In addition to the numerous Washington politicians mentioned in our letter, Greeley gives Robinson a list of journalistic contacts including Rufus King (1814-1876) who worked at the Whig newspapers Albany Daily Advertiser and Albany Evening Journal. In 1845, he moved to the Wisconsin Territory where he was editor of the Milwaukee Sentinel and Gazette. His journalistic career was overshadowed by his Civil War service, where he commanded Wisconsin’s Iron Brigade and earned the rank of brigadier general. King later represented the United States as minister to the Papal States, in which capacity he helped apprehend one of the conspirators involved with Lincoln’s assassination.
Morgan Bates (1806-1874), an early colleague of Greeley in New York, published the Detroit Advertiser from 1839-1858, after which he started the Alta California, the first newspaper west of the Rockies. He was later active in Michigan and Republican politics.
Zina Pitcher (1797-1872) was a medical doctor and army surgeon and mayor of Detroit from 1840-1841 and during 1843.
Jacob M. Howard (1805-1871) had represented Michigan in Congress from 1841-1843 and help draft the new Republican Party’s platform in 1854. He served as Michigan’s attorney general and was a member of the Senate from 1862-1871.
Illinois attorney George T. M. Davis (1810-1888) began his editorship of the Alton Telegraph in 1841, transforming it into a Whig publication. He served in the Mexican-American War and worked in the War Department before editing the Louisville Courier, later making a fortune in railroads.
Elihu Benjamin Washburne (1816-1887) wrote for several Maine newspapers before embarking on a law career in Illinois. He was active in Whig politics during the 1840s and 1850s before joining the Republican Party and becoming a close ally of Abraham Lincoln. Washburne served in Congress and was Ulysses S. Grant’s Secretary of State and later Minister to France under Grant and President Hayes.

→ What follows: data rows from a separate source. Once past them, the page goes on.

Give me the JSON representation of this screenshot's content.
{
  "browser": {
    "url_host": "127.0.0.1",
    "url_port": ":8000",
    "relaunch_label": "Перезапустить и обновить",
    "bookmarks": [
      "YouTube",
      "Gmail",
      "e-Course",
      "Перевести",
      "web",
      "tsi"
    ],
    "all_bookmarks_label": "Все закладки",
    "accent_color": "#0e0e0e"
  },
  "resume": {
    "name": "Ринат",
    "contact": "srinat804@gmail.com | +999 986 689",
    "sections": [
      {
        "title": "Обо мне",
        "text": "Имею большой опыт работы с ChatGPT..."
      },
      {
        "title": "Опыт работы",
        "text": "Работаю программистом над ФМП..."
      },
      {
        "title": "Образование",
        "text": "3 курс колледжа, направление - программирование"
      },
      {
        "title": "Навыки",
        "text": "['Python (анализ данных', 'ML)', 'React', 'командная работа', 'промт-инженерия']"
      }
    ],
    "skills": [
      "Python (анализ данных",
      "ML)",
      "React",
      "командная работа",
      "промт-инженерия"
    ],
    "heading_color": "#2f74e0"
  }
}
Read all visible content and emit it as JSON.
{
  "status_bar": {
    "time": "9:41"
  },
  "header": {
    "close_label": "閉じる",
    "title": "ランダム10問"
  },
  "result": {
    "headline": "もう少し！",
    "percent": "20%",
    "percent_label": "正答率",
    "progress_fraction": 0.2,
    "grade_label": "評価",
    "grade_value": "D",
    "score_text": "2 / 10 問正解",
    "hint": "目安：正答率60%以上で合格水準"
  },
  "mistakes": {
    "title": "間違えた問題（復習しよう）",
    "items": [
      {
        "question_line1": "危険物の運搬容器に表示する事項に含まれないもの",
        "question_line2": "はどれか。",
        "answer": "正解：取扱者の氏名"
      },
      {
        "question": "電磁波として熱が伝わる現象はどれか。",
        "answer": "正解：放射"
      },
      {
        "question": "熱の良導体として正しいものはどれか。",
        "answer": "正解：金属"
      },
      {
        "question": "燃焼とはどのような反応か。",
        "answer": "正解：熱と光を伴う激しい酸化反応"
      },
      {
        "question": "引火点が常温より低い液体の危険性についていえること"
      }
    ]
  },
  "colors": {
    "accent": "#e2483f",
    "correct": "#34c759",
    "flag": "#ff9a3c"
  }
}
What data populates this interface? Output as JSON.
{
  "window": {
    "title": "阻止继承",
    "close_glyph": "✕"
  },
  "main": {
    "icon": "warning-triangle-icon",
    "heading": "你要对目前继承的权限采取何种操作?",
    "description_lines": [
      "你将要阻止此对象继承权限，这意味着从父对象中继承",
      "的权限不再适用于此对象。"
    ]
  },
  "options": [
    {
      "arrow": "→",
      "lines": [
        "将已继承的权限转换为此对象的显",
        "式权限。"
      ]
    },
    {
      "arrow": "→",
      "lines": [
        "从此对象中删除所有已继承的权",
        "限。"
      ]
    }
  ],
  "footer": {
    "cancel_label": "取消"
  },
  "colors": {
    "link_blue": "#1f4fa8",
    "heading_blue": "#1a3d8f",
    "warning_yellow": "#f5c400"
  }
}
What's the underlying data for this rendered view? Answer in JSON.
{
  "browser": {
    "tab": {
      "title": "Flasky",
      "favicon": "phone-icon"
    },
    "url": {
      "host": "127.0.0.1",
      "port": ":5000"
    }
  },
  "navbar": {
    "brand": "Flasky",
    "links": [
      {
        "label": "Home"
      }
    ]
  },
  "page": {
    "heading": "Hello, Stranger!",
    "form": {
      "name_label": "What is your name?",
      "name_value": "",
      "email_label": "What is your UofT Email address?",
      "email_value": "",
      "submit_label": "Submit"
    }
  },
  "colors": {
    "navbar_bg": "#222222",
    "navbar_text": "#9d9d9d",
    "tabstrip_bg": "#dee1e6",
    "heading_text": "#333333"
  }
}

George Weissinger (?-?) published the Whig Louisville Journal.
John Champion Vaughan (1807?-1893), an attorney from South Carolina, began editing the Cincinnati Gazette in 1834. A vociferous opponent of slavery in the pages of the True Democrat and Leader, Vaughan helped found the Chicago Tribune before moving to Kansas where he was active in the Free State party.
Written on both sides of a lined sheet. Folded and lightly creased with two tiny punch holes along the left edge and in fine condition, with the holograph address leaf. Content letters by Greeley are quite rare. [indexhistory]